The information can be broken down by geography, industry, and income levels.
And because the tracker collects data that is entirely in the aggregate goes through rigorous protection protocols, it does not reveal information about specific individuals, transactions, or businesses.
"We're not interested in any particular individual. We're not interested in any particular characteristic of any given firm. What we're interested in is sort of a measure of what is going on in the economy," Hendren said. "In none of our [data] series that you'll see in the tracker are we actually measuring the $1,000 that was spent at this store or that. What you'll see is that spending is down 30 percent for people who live in this area. And that's just a statistic that is useful for the public."
For the tool to be at its most effective, however, it needs data from private companies and organizations.
"It's a public service that these firms have the ability to provide," Hendren said. "It's something that we are excited [about,] that we can be in a position to help provide a hub for that information to come together. When you see it all together, it can really start to tell a story of what's going on in the economy."
The tool was designed with lawmakers in mind but is open to and free for public use. The interactive dashboard presents key indicators like employment rates and a timeline of the economic downturn and compares them with significant points in the pandemic timeline, like when schools shut down, to assess their effects on consumer demand and spending. Users can select from different categories and can zoom in to U.S. states and counties to narrow their analyses, said research fellow Laura Kincaid, who worked on the project.
"The sheer amount of data that we have pulled together and the extent to which we have harmonized it across different series is really impressive," Kincaid said. "A lot of the data is publicly available that anyone could technically pull, but it would take forever to clean it and get coordinated. That's one of the services that we're trying to offer. This information is out there, but it's not all together in one concrete place for people to look at it [synchronized] with other data sources."
Additional collaborators on the project included the Bill & Melinda Gates Foundation and Brown University.
The Opportunity Insights team plans to continually improve the tracker. They also believe the tool will be useful long after the COVID-19 pandemic runs its course.

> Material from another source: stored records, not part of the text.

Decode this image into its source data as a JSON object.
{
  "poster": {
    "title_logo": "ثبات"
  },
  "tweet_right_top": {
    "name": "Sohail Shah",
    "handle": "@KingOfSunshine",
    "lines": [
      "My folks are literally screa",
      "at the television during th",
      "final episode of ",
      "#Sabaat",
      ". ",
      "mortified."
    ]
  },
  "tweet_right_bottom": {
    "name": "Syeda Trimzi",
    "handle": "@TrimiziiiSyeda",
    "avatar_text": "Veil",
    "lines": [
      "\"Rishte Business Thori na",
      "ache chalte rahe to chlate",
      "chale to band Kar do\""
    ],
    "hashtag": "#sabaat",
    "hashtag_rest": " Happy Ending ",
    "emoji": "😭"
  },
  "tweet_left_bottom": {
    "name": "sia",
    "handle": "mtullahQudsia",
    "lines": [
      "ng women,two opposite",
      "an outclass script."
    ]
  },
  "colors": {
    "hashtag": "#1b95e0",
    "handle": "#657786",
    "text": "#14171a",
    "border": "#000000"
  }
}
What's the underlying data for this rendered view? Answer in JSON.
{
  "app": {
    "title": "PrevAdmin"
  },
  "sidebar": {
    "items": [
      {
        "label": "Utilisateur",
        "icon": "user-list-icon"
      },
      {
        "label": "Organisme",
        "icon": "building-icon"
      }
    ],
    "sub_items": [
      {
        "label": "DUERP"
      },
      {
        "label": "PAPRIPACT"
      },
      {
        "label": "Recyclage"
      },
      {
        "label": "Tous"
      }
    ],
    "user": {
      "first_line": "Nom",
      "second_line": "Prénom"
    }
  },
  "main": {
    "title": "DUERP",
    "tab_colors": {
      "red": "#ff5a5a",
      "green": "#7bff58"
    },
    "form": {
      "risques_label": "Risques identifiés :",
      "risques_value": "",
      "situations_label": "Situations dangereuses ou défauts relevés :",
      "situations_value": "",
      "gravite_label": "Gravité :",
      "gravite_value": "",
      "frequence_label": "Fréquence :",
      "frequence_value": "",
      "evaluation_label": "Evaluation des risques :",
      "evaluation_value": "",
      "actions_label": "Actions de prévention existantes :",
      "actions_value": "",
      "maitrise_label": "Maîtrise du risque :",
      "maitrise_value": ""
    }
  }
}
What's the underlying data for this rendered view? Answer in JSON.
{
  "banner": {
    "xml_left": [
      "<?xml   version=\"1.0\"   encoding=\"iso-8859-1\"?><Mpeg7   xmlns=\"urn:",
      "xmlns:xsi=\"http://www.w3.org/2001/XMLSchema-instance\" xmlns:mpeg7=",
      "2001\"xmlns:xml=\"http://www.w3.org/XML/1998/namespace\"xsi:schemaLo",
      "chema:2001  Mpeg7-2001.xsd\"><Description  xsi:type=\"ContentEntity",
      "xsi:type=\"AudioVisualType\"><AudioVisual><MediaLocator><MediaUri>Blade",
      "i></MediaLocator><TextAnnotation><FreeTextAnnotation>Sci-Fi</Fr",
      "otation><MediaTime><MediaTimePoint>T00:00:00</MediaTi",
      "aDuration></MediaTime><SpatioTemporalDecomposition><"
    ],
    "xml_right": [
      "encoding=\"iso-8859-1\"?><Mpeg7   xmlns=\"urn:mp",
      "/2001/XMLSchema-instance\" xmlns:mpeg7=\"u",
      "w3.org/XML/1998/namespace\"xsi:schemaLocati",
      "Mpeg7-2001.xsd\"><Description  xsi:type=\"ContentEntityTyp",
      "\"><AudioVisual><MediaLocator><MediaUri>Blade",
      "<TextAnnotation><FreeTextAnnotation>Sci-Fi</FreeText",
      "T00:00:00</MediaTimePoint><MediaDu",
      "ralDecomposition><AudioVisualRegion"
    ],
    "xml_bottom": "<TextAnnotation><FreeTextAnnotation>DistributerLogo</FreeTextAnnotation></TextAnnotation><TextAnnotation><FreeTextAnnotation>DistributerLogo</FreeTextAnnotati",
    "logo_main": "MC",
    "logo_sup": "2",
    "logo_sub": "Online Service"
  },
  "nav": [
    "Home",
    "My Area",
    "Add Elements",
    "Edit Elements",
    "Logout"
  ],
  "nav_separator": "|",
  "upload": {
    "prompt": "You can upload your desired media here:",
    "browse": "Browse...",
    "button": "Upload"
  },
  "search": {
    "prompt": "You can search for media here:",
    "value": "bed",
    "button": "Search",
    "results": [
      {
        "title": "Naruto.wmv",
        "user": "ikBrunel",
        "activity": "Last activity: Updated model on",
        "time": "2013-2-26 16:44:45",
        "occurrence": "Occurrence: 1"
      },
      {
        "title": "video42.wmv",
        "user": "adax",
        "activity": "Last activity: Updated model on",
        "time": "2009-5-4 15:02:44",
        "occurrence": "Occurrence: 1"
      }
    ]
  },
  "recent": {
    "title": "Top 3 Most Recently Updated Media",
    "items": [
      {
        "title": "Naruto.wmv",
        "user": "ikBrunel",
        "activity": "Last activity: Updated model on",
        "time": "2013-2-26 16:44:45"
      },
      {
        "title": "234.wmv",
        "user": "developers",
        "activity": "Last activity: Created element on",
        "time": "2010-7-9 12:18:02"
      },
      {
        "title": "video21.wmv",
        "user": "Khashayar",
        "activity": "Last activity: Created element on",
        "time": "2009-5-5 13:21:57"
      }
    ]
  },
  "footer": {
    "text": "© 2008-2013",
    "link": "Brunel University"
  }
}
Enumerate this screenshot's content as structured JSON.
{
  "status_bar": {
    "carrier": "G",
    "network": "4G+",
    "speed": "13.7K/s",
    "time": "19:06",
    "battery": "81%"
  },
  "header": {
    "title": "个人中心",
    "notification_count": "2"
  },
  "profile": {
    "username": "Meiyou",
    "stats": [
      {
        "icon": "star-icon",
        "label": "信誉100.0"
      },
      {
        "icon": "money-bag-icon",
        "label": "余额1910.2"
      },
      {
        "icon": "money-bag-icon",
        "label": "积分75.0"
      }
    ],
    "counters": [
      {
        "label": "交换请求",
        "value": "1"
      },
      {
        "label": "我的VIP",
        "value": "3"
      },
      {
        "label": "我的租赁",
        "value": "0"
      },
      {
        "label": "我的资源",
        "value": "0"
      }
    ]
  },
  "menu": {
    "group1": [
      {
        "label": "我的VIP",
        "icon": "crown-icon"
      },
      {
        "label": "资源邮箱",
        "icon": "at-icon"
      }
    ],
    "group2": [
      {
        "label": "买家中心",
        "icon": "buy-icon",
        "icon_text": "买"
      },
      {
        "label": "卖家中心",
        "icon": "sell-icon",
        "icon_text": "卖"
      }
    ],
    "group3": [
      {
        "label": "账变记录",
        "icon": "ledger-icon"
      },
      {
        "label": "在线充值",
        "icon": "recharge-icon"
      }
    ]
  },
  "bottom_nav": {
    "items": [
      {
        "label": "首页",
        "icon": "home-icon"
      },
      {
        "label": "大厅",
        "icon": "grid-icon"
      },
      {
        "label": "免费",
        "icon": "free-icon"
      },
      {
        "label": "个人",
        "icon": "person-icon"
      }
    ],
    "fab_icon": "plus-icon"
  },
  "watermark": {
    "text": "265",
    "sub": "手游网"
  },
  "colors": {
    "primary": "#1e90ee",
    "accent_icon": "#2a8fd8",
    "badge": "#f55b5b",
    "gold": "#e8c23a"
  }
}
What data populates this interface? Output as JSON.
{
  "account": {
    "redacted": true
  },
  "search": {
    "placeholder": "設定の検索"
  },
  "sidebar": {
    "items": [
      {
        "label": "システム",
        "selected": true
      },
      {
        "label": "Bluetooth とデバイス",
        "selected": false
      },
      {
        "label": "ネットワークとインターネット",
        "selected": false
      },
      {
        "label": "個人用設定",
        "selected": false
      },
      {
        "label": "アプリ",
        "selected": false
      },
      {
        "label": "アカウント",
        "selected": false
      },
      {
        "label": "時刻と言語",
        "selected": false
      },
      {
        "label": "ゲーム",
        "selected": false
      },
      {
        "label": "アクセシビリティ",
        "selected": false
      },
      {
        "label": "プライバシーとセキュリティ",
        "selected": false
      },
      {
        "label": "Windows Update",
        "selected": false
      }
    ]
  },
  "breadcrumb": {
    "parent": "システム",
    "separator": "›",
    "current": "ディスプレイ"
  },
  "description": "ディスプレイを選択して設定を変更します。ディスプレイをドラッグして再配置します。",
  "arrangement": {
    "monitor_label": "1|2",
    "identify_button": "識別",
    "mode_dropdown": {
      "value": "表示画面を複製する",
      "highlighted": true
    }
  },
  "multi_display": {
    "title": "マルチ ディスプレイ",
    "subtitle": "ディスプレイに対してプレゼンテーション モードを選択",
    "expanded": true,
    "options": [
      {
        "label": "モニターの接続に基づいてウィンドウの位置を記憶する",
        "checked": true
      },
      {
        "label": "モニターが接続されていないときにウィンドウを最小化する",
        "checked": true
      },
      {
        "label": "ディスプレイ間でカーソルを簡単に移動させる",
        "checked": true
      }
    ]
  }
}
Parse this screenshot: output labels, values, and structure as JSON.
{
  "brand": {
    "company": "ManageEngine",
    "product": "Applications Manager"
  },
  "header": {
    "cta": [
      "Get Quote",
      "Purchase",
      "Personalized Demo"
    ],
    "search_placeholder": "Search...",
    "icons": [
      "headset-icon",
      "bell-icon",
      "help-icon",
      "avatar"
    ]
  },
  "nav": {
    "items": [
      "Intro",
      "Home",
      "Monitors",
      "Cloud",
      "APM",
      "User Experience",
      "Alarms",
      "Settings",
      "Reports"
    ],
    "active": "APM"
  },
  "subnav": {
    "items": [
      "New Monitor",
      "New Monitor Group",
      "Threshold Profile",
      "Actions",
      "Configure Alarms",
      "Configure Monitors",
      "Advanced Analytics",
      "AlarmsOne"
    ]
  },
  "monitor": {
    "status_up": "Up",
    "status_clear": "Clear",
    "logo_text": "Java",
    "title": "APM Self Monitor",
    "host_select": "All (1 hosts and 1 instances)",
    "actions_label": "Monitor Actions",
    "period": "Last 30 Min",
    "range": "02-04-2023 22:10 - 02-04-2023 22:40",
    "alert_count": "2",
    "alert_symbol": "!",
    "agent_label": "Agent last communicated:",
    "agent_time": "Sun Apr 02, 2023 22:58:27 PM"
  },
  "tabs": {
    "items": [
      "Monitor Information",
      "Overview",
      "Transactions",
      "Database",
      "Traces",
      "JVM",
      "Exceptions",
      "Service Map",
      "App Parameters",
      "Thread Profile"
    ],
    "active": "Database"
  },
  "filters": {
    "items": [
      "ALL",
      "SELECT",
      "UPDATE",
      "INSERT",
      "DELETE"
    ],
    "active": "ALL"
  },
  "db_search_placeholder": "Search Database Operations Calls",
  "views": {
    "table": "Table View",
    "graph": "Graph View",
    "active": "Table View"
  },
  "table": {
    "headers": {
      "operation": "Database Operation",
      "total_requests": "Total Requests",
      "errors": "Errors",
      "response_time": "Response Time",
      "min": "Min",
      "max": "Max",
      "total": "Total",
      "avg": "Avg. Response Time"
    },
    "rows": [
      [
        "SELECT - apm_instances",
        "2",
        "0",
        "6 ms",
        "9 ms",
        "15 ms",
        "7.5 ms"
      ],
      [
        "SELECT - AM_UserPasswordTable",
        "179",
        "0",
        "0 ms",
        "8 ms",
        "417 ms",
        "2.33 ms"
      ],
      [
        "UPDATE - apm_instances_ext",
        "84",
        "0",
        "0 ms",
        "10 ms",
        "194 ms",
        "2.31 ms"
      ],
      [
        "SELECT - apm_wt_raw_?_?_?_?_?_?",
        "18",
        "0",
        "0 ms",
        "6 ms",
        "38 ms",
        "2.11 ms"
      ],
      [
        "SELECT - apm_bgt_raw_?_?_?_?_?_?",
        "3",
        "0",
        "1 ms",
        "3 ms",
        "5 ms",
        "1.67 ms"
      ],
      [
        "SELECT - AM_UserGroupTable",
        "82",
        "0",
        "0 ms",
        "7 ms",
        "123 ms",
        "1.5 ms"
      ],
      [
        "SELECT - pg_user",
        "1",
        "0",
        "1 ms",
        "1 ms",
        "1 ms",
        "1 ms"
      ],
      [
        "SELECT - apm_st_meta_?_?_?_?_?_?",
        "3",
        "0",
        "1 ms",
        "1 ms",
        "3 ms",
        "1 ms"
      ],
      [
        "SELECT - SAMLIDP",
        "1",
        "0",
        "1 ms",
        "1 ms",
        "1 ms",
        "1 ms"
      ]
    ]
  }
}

"This is a way of providing a higher-speed window into what's going on in local economies," Hendren said. "Where's the economy most pressed? Where is the economy rising across different neighborhoods in the United States, across different sectors? How are we evolving in the economy? This will be able to shed light on that [and] that's relevant for a lot of local planning decisions and [investments]."
Provided by Harvard University